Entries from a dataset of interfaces
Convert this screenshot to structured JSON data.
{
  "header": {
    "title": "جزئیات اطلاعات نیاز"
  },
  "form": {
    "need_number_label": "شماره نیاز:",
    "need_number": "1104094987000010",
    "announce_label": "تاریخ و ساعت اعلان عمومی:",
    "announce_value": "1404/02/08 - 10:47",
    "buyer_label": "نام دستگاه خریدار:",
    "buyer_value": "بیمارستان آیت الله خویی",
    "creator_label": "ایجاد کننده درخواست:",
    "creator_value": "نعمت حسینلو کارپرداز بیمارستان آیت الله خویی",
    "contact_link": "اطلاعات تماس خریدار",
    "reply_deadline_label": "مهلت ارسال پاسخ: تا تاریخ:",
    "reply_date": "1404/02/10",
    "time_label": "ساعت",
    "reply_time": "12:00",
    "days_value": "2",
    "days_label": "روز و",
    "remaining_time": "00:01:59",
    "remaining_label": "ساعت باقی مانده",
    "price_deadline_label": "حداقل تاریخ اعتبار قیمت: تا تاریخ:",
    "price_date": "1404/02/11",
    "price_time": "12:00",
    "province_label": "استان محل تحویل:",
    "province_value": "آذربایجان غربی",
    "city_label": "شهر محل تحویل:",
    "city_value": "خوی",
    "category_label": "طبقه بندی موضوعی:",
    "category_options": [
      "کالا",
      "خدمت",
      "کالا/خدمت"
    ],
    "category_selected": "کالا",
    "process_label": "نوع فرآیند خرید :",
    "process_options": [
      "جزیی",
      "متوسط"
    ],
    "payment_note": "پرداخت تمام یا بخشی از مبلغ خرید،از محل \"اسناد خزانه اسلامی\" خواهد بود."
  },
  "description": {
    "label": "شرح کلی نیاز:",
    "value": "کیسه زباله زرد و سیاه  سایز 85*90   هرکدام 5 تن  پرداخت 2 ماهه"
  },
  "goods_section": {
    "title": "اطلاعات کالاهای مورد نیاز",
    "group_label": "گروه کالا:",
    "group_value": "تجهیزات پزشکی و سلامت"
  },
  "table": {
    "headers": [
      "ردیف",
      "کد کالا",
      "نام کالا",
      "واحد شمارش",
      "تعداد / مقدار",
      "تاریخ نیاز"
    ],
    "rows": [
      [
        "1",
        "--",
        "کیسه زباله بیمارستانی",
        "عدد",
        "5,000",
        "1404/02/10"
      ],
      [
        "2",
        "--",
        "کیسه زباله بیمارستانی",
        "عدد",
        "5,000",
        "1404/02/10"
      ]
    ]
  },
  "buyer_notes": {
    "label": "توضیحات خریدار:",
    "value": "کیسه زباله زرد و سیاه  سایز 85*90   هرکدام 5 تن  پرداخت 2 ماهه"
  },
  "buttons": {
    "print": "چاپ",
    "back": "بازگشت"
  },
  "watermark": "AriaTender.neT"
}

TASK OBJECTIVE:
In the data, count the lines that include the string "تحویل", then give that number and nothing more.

RESPONSE BOX:
2